Extracted data section start

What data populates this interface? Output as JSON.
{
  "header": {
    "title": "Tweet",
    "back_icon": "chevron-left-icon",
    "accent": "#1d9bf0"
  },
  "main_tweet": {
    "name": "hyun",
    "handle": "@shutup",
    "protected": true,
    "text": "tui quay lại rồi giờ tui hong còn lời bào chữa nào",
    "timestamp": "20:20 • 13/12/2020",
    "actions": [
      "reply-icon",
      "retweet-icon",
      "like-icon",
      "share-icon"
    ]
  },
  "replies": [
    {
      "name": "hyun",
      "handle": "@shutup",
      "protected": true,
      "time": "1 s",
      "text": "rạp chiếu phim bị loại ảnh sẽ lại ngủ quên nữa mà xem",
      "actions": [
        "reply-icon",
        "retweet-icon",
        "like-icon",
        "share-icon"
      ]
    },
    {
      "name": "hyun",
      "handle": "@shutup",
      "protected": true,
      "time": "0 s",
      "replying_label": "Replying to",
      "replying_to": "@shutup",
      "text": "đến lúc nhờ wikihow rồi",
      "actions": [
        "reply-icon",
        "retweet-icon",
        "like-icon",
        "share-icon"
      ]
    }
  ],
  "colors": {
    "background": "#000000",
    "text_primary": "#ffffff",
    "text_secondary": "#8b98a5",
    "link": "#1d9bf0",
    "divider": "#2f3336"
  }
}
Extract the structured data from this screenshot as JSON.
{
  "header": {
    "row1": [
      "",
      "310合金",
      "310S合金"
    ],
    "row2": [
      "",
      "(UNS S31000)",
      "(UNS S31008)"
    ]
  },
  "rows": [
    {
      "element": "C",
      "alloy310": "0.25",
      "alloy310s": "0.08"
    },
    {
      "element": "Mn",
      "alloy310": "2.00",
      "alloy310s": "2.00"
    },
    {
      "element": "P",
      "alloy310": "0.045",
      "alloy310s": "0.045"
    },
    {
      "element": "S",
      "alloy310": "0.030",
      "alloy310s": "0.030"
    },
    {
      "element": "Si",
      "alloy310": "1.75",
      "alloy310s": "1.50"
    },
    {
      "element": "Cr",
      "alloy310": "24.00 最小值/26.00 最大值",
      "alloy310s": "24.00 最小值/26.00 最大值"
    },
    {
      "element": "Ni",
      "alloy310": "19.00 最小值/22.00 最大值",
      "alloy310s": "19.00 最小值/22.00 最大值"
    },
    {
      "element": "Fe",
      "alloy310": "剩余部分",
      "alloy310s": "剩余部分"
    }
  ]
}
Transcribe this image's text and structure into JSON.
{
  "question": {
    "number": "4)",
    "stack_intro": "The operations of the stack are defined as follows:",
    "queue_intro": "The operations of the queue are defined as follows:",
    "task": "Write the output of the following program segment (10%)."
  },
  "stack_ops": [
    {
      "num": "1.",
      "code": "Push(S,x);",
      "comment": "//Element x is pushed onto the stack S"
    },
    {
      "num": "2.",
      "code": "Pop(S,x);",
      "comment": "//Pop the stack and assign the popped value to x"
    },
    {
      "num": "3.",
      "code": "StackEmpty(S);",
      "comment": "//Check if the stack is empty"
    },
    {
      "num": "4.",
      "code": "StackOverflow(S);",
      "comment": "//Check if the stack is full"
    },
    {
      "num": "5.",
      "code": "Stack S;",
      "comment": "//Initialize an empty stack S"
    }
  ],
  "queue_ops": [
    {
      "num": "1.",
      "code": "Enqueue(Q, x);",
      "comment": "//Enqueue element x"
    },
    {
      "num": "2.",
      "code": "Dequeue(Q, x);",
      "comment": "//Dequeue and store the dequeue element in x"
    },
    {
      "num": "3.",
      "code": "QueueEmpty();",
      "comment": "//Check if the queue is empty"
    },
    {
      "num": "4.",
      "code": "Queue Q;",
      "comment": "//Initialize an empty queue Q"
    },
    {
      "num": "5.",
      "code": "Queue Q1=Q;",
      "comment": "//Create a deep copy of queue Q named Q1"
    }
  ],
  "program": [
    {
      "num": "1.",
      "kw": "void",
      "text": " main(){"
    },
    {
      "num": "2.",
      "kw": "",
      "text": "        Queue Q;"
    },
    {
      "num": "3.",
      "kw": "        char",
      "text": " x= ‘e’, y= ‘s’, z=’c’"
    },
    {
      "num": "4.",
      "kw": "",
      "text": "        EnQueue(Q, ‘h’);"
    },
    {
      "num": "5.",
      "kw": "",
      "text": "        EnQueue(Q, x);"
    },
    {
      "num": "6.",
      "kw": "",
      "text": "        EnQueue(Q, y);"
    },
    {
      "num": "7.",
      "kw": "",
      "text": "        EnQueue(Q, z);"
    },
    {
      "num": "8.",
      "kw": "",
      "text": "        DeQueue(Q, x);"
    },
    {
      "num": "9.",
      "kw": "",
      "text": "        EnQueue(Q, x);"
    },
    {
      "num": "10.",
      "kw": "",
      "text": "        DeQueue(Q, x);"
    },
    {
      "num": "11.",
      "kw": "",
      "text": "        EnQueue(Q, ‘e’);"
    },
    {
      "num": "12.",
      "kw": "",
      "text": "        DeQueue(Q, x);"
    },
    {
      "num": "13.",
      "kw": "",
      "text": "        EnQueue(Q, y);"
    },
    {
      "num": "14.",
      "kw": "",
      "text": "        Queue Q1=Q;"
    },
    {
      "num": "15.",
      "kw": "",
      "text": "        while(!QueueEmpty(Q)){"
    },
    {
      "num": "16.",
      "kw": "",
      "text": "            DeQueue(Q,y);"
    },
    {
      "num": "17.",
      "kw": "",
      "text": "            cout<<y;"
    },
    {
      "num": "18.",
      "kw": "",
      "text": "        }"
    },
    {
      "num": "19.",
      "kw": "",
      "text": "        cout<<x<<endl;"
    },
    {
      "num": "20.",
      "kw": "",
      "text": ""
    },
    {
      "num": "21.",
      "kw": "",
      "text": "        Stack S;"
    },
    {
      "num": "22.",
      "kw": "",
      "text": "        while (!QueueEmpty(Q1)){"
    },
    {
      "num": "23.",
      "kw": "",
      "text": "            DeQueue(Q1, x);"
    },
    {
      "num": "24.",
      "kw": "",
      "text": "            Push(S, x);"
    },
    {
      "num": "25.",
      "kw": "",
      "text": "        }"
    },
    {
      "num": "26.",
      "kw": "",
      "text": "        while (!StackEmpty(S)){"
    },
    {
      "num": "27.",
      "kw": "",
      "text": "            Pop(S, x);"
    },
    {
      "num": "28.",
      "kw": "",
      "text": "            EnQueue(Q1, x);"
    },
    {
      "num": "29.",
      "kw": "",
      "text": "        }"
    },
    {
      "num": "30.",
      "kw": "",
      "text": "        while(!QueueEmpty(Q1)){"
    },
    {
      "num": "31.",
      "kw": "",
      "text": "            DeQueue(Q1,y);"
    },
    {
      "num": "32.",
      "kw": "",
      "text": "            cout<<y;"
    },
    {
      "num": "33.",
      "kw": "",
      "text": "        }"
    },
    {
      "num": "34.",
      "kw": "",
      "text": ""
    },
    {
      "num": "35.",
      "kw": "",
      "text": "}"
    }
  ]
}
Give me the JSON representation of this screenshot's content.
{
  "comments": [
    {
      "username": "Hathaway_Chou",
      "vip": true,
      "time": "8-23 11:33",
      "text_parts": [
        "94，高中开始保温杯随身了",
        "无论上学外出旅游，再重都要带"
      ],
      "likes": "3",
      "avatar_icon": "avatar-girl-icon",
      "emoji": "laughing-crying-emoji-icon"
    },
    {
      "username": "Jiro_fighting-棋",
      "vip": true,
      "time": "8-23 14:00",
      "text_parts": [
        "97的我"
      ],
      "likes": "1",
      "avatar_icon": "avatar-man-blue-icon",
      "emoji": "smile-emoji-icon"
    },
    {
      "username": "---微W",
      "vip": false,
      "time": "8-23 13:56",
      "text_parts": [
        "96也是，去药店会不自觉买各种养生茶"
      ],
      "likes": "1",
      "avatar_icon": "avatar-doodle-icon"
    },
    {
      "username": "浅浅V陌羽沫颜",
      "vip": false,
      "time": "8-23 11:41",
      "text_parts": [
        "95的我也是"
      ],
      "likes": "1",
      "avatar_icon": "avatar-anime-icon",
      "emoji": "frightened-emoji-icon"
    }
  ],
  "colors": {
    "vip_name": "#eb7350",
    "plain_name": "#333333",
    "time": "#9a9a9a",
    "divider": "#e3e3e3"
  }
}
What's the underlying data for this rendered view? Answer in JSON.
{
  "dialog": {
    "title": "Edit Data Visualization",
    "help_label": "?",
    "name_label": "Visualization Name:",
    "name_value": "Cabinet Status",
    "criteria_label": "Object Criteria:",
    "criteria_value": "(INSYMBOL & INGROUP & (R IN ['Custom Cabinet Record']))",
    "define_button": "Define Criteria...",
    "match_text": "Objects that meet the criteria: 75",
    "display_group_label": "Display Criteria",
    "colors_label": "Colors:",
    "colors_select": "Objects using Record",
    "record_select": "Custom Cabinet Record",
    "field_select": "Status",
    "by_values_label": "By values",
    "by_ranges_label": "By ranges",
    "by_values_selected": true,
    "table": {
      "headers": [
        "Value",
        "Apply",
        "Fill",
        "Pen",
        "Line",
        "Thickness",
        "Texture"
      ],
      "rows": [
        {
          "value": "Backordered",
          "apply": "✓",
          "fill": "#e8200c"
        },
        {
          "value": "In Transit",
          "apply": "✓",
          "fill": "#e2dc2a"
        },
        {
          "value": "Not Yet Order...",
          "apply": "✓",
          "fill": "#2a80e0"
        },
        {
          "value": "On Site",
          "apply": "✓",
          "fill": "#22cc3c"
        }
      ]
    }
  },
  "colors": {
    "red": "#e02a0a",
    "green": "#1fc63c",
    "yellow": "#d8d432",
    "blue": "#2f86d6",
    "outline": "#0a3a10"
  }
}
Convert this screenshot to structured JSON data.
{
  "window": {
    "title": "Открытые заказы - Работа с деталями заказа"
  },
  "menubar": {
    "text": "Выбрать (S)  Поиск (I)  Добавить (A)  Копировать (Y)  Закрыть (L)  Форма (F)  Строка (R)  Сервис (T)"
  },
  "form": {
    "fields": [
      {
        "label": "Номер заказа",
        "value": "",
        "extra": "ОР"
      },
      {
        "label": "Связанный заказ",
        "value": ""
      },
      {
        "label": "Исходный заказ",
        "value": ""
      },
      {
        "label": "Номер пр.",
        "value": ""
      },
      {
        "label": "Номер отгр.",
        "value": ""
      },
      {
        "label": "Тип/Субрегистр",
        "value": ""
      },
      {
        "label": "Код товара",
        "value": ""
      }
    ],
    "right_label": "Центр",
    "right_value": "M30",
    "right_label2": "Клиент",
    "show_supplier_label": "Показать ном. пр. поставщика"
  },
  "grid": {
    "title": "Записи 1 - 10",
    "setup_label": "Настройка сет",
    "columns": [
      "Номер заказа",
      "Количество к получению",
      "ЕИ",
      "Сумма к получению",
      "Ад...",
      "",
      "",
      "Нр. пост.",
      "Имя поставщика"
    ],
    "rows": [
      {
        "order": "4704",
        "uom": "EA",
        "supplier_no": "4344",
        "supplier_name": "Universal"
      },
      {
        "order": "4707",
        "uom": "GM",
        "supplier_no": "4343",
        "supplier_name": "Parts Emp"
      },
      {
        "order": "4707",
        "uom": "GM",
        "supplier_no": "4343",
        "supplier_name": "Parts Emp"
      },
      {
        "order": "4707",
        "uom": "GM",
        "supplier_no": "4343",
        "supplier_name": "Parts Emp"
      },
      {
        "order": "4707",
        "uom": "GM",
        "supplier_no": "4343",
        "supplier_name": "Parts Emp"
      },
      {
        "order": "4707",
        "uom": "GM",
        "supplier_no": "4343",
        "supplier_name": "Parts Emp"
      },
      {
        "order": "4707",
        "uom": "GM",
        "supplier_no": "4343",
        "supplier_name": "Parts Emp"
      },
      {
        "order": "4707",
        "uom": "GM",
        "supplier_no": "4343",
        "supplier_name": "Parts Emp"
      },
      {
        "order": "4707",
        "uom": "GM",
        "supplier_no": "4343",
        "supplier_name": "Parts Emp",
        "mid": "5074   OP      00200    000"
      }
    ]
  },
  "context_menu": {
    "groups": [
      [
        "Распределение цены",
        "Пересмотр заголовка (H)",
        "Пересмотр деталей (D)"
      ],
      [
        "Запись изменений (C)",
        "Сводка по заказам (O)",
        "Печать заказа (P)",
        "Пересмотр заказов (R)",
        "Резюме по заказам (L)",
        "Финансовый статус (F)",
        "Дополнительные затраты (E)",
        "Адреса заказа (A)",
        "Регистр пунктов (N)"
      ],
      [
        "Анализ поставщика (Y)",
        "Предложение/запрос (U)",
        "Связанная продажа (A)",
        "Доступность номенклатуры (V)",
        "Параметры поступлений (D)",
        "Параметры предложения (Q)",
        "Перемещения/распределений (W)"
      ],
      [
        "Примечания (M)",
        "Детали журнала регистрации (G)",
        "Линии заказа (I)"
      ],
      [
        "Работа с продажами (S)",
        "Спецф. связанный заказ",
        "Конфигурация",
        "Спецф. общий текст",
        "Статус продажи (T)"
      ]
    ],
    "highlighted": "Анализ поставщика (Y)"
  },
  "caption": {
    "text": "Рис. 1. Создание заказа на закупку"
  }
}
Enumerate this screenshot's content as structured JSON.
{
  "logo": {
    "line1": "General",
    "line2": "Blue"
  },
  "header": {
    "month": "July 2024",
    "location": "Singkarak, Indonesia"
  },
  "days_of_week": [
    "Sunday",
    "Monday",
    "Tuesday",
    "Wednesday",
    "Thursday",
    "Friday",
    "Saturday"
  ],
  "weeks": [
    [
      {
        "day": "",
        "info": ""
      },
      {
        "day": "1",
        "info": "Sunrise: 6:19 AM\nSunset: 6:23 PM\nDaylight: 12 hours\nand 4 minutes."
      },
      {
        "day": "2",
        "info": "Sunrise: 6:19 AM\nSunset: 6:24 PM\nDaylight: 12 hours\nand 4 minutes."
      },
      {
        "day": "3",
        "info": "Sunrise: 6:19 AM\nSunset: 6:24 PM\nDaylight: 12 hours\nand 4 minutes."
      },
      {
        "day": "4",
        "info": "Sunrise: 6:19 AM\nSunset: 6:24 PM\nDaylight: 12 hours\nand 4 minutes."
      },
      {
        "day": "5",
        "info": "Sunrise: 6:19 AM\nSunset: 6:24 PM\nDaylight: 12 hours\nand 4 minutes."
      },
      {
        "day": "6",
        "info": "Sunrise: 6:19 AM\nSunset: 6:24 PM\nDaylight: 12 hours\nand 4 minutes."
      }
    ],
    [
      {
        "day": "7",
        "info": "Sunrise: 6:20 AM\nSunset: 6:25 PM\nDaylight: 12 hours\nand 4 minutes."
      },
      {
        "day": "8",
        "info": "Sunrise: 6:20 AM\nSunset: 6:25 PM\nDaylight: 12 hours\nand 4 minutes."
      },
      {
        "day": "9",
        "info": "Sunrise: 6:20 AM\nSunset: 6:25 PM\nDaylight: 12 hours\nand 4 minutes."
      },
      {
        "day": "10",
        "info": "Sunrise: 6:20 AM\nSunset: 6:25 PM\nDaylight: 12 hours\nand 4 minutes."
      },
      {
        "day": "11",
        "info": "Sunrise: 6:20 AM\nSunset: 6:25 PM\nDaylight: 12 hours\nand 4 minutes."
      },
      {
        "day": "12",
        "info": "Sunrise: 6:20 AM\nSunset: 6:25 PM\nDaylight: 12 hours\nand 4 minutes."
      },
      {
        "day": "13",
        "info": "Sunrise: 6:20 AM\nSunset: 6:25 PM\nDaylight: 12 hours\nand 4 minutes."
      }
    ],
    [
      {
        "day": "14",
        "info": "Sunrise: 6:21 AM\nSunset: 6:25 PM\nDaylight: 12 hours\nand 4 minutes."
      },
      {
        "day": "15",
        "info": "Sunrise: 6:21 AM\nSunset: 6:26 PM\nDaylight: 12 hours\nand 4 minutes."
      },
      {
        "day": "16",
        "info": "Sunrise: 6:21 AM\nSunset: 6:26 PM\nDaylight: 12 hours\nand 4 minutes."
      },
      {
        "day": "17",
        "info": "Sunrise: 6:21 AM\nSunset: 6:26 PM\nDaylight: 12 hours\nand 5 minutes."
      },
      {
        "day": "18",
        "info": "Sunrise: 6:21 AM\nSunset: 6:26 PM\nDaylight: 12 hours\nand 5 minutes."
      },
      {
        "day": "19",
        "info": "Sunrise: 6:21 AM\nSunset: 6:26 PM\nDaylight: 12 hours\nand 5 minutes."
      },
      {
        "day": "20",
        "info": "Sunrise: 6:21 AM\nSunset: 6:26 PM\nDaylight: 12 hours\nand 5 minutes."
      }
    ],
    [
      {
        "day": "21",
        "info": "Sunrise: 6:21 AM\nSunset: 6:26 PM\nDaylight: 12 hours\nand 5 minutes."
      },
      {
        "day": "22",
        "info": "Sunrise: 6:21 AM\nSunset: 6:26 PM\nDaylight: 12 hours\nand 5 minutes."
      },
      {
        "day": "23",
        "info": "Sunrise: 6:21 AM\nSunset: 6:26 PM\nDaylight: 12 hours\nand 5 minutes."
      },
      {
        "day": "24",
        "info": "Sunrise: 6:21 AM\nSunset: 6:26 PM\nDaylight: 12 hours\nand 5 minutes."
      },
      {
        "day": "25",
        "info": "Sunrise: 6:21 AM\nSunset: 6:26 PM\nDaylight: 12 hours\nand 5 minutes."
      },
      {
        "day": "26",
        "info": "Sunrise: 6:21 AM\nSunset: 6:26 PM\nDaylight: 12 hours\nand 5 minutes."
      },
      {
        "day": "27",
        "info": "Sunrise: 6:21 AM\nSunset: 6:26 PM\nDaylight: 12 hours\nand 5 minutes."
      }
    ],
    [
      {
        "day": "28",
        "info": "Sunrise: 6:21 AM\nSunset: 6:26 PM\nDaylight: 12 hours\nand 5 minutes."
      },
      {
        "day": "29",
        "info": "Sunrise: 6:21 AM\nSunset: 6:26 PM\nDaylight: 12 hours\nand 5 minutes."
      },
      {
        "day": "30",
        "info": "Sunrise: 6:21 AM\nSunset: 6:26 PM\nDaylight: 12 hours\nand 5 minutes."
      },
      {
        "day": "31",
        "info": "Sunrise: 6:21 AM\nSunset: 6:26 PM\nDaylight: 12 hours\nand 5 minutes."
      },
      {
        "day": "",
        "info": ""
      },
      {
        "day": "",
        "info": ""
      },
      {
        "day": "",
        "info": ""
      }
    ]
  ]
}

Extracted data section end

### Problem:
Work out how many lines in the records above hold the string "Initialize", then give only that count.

### The completed task:
2